Yet another strategy advocated by conservatives to defend marriage at the state level is nullification. In 2006, Alabama’s voters chose to amend their state’s constitution in order to define marriage as a union between one man and one woman. The measure passed by an overwhelming 80 percent-plus majority. However, U.S. District Judge Callie Granade recently ruled that the definition of marriage in Alabama had to conform to recent federal rulings recognizing same-sex marriage.
In response to this federal judicial overreach, Chief Justice of the Alabama Supreme Court Roy Moore sent a letter to Governor Robert Bentley stating: “As you know, nothing in the United States Constitution grants the federal government the authority to redefine the institution of marriage.” Moore also pointed out that the people of Alabama had only recently amended the state’s constitution stating that marriage is a “sacred covenant, solemnized between a man and a woman.”
In an article on the matter posted on February 3, John F. McManus, president of The John Birch Society and publisher of The New American, noted:
Moore’s letter even cited an 1825 opinion registered by Thomas Jefferson regarding nullification of unconstitutional federal mandates, a stand he will stand by. States, said Jefferson, could refuse to comply with unjust and unconstitutional federal dictates. Moore also pointed to the 10th Amendment and its clear affirmation that “powers not delegated to the United States by the Constitution” remain with the states and the people — and no such delegation of power had ever been made. Governor Bentley issued a statement supporting Judge Moore’s call for defiance.
The organizers and participants involved in the March for Marriage are undoubtedly moral people and courageous defenders of the family.
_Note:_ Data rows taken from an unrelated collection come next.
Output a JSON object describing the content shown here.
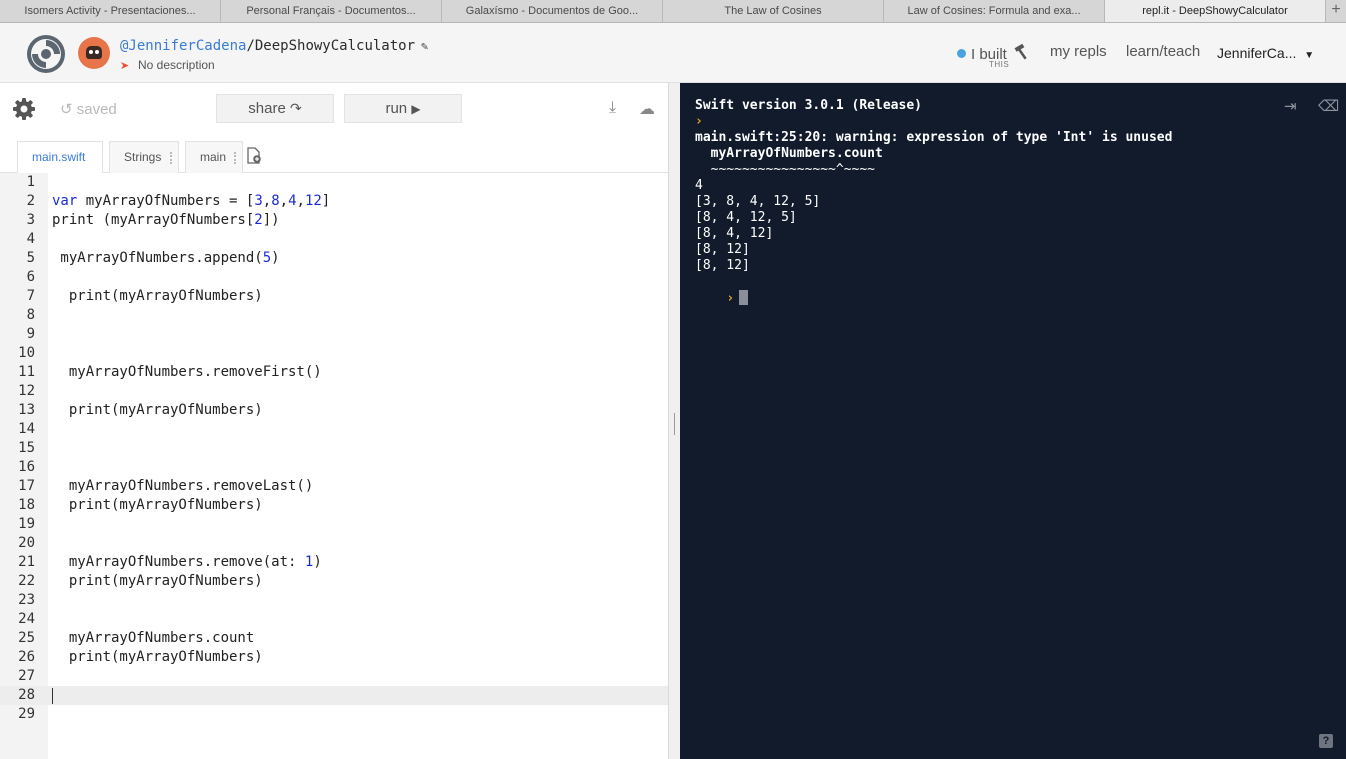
{
  "browser": {
    "tabs": [
      "Isomers Activity - Presentaciones...",
      "Personal Français - Documentos...",
      "Galaxísmo - Documentos de Goo...",
      "The Law of Cosines",
      "Law of Cosines: Formula and exa...",
      "repl.it - DeepShowyCalculator"
    ],
    "new_tab": "+"
  },
  "header": {
    "user": "@JenniferCadena",
    "separator": "/",
    "repl_name": "DeepShowyCalculator",
    "description": "No description",
    "nav": {
      "ibuilt": "I built",
      "ibuilt_sub": "THIS",
      "my_repls": "my repls",
      "learn_teach": "learn/teach",
      "username": "JenniferCa..."
    }
  },
  "toolbar": {
    "saved_label": "saved",
    "share_label": "share",
    "run_label": "run"
  },
  "file_tabs": [
    "main.swift",
    "Strings",
    "main"
  ],
  "editor": {
    "lines": [
      "",
      "var myArrayOfNumbers = [3,8,4,12]",
      "print (myArrayOfNumbers[2])",
      "",
      " myArrayOfNumbers.append(5)",
      "",
      "  print(myArrayOfNumbers)",
      "",
      "",
      "",
      "  myArrayOfNumbers.removeFirst()",
      "",
      "  print(myArrayOfNumbers)",
      "",
      "",
      "",
      "  myArrayOfNumbers.removeLast()",
      "  print(myArrayOfNumbers)",
      "",
      "",
      "  myArrayOfNumbers.remove(at: 1)",
      "  print(myArrayOfNumbers)",
      "",
      "",
      "  myArrayOfNumbers.count",
      "  print(myArrayOfNumbers)",
      "",
      "",
      ""
    ],
    "current_line": 28
  },
  "console": {
    "version": "Swift version 3.0.1 (Release)",
    "prompt": "›",
    "warning": "main.swift:25:20: warning: expression of type 'Int' is unused",
    "warning_code": "  myArrayOfNumbers.count",
    "warning_marker": "  ~~~~~~~~~~~~~~~~^~~~~",
    "output": [
      "4",
      "[3, 8, 4, 12, 5]",
      "[8, 4, 12, 5]",
      "[8, 4, 12]",
      "[8, 12]",
      "[8, 12]"
    ],
    "help": "?"
  },
  "colors": {
    "console_bg": "#111b2b",
    "prompt": "#f0a030",
    "link_blue": "#3a7bd5",
    "keyword_blue": "#1a2bd6"
  }
}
It will be hoped by constitutionalists involved in the freedom fight that they will employ every constitutional weapon available to them to roll back federal power as they fight to save the family.